Today AWS announced Control Tower which aims to alleviate some of these problems. Automating the set-up of a baseline environment, Control Tower uses existing services like Config, Cloudtrail, Lambda, Cloudwatch, etc. Read more about Control Tower from product page: https://aws.amazon.com/controltower/features/
As an AWS partner our company has a huge number of accounts, so for us Control Tower is a very welcome improvement. We are investigating what it exactly brings to table and where you might still need custom solutions. Stay tuned for more blog posts concentrating solely on Control Tower. Currently it is in preview, so signup and a bit of luck is needed to get early taste of it.
Cloudwatch metrics isn’t exactly new. It has existed a long time and is de-facto solution for metrics collection from AWS services. In addition to Cloudwatch it is very common to see InfluxDB or Prometheus on our clients (usually combined with Grafana for visualization of time-series data).

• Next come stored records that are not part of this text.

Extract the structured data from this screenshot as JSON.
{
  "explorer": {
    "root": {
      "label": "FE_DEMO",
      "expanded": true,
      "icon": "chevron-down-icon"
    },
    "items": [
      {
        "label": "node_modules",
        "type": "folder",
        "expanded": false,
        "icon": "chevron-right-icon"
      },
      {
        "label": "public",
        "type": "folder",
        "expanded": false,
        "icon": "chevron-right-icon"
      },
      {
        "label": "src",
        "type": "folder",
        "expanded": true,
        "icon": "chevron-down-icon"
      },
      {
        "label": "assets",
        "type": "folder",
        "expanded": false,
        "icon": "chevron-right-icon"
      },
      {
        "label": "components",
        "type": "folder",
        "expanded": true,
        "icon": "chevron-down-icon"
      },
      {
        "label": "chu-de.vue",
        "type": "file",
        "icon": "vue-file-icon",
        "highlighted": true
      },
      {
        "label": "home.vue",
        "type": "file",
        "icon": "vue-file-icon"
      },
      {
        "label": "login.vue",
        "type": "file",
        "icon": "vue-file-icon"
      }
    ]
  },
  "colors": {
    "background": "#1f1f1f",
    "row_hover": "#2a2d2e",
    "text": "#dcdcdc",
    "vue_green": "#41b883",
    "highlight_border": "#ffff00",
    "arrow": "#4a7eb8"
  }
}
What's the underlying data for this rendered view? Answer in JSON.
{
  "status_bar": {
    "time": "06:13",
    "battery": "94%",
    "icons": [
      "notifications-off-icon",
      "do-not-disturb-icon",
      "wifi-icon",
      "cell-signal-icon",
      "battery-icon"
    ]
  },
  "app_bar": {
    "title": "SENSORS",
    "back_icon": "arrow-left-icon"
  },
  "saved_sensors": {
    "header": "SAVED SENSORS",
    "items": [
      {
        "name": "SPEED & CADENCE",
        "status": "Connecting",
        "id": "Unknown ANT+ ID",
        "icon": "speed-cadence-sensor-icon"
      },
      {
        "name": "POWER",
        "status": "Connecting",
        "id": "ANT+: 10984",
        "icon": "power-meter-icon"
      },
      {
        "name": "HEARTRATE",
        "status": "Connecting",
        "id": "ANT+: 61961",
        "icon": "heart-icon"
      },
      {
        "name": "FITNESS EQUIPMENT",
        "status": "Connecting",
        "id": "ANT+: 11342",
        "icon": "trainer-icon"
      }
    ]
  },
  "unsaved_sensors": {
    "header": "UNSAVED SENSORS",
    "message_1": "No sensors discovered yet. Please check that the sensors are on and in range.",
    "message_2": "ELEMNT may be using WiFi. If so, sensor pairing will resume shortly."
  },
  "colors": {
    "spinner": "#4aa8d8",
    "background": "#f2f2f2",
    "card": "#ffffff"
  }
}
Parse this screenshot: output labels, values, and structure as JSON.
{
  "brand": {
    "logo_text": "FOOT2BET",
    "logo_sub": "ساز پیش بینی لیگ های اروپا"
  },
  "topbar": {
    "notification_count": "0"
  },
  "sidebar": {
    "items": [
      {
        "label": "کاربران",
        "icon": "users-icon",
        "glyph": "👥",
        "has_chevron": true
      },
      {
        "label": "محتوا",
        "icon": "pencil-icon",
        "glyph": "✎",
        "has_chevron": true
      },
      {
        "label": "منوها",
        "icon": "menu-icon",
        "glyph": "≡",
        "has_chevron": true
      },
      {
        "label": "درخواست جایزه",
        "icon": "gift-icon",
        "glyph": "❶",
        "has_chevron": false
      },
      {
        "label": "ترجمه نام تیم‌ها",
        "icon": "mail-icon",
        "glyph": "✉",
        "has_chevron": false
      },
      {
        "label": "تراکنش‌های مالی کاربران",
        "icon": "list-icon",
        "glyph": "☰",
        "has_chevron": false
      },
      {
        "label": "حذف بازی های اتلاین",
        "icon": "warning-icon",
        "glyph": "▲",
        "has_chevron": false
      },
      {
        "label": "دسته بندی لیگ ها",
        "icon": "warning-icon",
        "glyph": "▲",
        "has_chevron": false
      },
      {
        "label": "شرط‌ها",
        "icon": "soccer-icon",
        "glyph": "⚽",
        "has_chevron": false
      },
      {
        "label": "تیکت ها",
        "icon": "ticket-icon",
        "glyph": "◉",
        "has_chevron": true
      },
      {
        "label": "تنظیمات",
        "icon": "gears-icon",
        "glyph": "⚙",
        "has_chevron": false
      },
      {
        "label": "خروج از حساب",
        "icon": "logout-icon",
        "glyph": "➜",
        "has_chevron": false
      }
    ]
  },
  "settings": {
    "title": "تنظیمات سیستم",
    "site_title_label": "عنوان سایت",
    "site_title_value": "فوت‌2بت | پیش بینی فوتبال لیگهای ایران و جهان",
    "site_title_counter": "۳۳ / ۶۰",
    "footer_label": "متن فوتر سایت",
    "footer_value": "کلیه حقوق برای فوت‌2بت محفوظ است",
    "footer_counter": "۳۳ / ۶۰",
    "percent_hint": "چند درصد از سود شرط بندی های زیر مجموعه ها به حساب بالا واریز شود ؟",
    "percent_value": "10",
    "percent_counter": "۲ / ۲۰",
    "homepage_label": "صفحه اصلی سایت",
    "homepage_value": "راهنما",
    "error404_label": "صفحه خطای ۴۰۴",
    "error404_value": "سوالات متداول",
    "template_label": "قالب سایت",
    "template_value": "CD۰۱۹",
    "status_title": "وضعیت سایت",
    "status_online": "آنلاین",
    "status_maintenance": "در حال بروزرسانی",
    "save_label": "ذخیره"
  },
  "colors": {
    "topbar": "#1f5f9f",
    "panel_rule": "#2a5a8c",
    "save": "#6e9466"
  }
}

Today AWS announced Amazon Timestream, a managed time-series database. Targeted solely for time-series data this puts Timestream into direct competition against Prometheus, InfluxDB or Riak TS or Timescale. Naturally this is excellent news if you don’t want to manage servers and want to have your time-series database as a service. No more EC2 instances running Prometheus, no more DIY solutions for HA and so on. AWS mantra has long been that let the “undifferentiated heavy lifting” for them and concentrate on your application and business-logic. Timestream follows this idiom perfectly. Timestream is currently in preview so signup and a bit of luck is needed to test it.
Quantum ledger database
Quantum ledger database and managed blockchain. Well now we have all the buzzwords in one blog. AI/ML handled already and now it is time for blockchain. AWS announced to day two services loosely related to each other, both are currently in preview. Quantum ledger database is database with central trusted authority, immutable append only semantics with the complete history of all the changes ever made. What does it have to do with blockchain? Well, all the changes are chained and cryptographically verified. There is huge amount of use cases! In addition to quantum ledger database AWS also announced managed blockchain which supports Hyperledger Fabric and Ethereum (Hyperledger is first, Ethereum coming later).
There were other new features launched that might stay under the radar if the focus is only on the keynote. One that is very relevant for my current project is the CodeDeploy’s ability to do native blue/green deployments into ECS and Fargate. (more here: https://aws.amazon.com/blogs/devops/use-aws-codedeploy-to-implement-blue-green-deployments-for-aws-fargate-and-amazon-ecs/)
This will definitely be tested out next week.
AWS App Mesh
Also one more nice announcement was AWS App Mesh. Envoy-proxy based service-mesh for EKS, ECS and K8s running on EC2. Like other service meshes the idea is that applications or micro-services do not need to have in-built functionality for service discovery (and possible load-balancing or circuit breaking). Service mesh takes care of it and applications are simpler to implement. App Mesh is in preview but more information can be found on Github: https://github.com/awslabs/aws-app-mesh-examples
Like I said this is not definite list of all the new changes. There are literally tons of new things! Let’s see if Andy left any announcements for Werner tomorrow (hopefully so).